───── DATA RECORDS

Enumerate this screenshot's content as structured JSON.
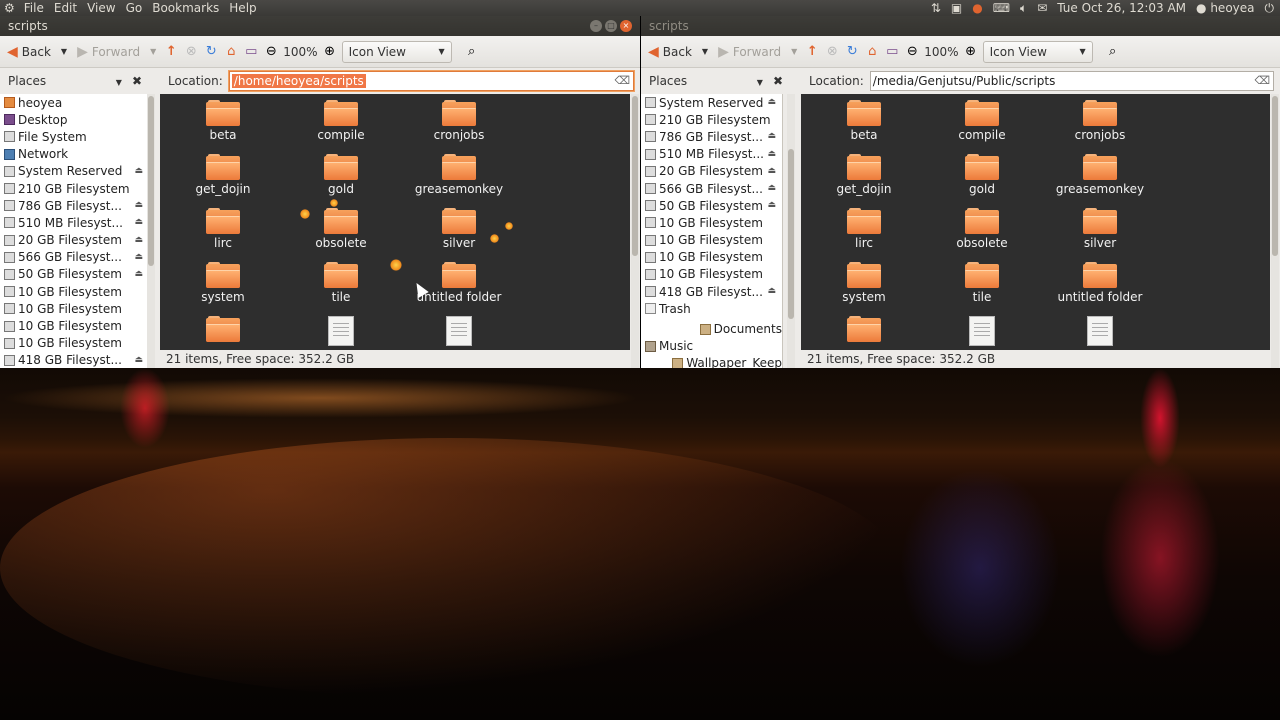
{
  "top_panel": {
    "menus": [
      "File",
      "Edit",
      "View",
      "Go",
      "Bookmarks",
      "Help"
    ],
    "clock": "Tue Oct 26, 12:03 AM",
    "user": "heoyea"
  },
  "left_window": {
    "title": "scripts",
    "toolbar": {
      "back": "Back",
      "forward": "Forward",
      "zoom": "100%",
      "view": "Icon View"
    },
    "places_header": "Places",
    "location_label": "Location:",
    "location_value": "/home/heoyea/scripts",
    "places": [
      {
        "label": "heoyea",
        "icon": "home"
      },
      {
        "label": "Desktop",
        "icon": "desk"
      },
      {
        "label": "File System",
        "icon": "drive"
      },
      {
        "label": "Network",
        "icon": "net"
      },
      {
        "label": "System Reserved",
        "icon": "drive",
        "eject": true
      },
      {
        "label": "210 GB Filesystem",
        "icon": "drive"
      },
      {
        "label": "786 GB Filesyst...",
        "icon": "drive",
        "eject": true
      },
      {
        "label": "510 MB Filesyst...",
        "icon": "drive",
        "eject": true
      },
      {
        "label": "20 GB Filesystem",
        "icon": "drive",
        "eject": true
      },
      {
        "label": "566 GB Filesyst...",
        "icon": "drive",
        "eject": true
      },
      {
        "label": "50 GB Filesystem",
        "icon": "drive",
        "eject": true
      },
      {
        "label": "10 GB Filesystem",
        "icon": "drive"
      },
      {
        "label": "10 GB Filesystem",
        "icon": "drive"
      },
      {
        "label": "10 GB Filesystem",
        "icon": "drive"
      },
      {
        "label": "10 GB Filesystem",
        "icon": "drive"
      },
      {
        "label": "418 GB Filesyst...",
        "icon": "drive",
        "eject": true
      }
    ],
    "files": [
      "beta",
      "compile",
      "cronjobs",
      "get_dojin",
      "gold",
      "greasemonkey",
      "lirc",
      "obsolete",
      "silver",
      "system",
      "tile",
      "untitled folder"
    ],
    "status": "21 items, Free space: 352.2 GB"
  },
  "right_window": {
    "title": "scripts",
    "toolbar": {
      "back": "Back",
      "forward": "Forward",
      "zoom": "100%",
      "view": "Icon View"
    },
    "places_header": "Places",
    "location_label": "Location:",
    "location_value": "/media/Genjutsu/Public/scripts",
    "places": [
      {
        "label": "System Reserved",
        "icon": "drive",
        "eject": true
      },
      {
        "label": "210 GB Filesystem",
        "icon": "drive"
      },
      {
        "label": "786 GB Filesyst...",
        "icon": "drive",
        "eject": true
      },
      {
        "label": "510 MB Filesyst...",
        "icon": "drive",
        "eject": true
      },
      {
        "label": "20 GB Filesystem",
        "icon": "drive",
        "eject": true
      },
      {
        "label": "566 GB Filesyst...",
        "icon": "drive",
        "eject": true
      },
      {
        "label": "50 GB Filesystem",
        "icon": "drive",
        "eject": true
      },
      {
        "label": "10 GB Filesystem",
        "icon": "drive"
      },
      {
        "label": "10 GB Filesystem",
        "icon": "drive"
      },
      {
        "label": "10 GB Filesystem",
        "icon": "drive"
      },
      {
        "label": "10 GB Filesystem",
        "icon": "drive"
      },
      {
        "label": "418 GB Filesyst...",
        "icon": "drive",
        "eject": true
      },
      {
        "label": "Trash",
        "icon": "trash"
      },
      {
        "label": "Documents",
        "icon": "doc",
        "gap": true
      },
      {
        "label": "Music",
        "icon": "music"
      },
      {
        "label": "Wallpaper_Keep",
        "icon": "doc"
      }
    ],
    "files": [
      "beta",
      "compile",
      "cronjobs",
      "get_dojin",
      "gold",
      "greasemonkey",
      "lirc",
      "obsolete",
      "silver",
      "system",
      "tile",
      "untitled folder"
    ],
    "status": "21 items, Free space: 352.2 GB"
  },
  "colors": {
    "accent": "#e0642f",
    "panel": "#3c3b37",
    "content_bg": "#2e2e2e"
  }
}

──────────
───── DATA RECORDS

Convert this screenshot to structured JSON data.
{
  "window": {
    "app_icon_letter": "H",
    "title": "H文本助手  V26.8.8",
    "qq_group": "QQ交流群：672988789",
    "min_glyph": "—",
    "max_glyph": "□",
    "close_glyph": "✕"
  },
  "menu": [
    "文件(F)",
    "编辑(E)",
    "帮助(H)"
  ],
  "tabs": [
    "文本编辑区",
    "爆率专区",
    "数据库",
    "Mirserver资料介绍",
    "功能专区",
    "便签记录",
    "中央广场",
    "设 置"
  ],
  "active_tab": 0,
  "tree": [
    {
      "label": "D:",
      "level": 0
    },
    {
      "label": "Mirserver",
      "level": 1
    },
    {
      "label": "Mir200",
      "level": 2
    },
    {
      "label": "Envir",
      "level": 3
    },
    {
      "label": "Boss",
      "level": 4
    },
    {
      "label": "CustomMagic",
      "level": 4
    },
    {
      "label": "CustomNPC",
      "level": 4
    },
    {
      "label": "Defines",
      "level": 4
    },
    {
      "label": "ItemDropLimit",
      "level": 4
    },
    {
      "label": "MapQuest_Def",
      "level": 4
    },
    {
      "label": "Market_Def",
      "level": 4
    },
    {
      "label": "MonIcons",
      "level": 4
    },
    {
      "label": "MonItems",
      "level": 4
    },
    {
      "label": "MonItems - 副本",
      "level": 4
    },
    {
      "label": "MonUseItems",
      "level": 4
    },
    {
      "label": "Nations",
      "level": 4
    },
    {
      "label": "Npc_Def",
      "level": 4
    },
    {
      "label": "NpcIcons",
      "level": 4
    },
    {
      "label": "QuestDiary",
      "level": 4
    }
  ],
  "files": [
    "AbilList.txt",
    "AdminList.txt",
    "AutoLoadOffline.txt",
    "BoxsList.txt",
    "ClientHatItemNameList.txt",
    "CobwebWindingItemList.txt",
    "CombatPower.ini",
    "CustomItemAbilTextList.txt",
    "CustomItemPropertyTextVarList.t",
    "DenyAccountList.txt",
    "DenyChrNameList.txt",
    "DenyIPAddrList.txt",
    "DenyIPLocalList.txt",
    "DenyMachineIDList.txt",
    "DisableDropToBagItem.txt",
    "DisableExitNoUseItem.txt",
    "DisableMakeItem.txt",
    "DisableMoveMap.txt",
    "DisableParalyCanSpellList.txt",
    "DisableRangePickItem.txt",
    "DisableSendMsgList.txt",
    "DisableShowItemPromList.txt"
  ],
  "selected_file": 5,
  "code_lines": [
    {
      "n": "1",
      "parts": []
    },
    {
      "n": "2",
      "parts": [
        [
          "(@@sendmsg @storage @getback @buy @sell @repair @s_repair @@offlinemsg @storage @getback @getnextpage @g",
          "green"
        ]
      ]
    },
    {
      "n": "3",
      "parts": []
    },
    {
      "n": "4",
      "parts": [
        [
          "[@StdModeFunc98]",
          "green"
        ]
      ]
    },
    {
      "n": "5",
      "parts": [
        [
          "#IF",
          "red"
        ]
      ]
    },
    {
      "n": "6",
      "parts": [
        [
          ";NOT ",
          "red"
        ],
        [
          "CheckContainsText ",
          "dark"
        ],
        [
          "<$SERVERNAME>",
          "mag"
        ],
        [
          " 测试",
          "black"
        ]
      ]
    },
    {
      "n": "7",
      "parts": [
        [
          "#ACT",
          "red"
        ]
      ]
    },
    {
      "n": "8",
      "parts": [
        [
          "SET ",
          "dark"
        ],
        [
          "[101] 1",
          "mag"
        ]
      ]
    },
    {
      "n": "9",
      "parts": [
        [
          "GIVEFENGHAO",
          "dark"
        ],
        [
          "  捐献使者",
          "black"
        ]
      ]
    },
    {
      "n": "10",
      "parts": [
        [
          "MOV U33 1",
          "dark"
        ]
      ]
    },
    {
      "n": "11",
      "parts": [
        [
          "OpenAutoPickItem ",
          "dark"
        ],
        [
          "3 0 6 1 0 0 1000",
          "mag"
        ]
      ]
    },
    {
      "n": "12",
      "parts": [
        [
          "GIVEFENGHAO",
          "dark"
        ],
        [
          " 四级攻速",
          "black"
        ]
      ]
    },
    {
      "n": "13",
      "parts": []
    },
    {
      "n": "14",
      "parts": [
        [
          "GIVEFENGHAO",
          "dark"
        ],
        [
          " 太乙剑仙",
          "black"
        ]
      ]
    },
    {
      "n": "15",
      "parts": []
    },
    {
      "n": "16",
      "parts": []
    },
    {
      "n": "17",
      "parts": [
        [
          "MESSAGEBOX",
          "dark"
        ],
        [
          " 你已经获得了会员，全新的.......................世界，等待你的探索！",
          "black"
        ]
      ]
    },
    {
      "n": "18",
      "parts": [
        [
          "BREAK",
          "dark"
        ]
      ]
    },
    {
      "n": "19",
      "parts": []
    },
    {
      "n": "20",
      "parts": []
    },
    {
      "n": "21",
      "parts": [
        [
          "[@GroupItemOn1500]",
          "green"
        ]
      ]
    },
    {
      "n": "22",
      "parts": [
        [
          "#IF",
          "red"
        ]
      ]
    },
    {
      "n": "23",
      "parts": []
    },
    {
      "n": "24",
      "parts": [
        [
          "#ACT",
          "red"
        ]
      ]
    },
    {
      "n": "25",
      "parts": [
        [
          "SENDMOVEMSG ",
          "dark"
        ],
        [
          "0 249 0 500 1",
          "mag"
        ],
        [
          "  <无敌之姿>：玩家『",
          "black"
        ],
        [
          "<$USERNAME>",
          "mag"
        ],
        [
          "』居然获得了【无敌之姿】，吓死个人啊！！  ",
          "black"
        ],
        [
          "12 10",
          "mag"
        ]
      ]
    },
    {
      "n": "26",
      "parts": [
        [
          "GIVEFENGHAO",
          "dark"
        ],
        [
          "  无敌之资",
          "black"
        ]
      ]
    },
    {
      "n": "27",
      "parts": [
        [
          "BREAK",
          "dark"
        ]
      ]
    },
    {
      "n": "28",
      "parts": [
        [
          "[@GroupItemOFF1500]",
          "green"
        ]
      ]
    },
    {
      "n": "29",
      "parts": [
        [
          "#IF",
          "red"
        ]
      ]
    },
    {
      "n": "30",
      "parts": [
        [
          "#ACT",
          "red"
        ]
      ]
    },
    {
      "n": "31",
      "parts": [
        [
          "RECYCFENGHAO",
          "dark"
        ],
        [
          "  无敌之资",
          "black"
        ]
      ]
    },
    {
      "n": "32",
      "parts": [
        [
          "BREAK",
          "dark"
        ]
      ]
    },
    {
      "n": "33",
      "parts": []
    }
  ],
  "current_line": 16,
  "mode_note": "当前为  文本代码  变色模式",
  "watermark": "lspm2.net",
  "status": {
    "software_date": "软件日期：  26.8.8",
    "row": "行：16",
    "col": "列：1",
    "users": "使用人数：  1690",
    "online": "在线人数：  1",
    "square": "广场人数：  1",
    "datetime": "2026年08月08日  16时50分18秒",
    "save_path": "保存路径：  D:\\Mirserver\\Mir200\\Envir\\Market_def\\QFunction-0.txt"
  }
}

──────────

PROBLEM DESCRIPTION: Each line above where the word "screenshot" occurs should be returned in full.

RESULT OF THE EXERCISE:
Enumerate this screenshot's content as structured JSON.
Convert this screenshot to structured JSON data.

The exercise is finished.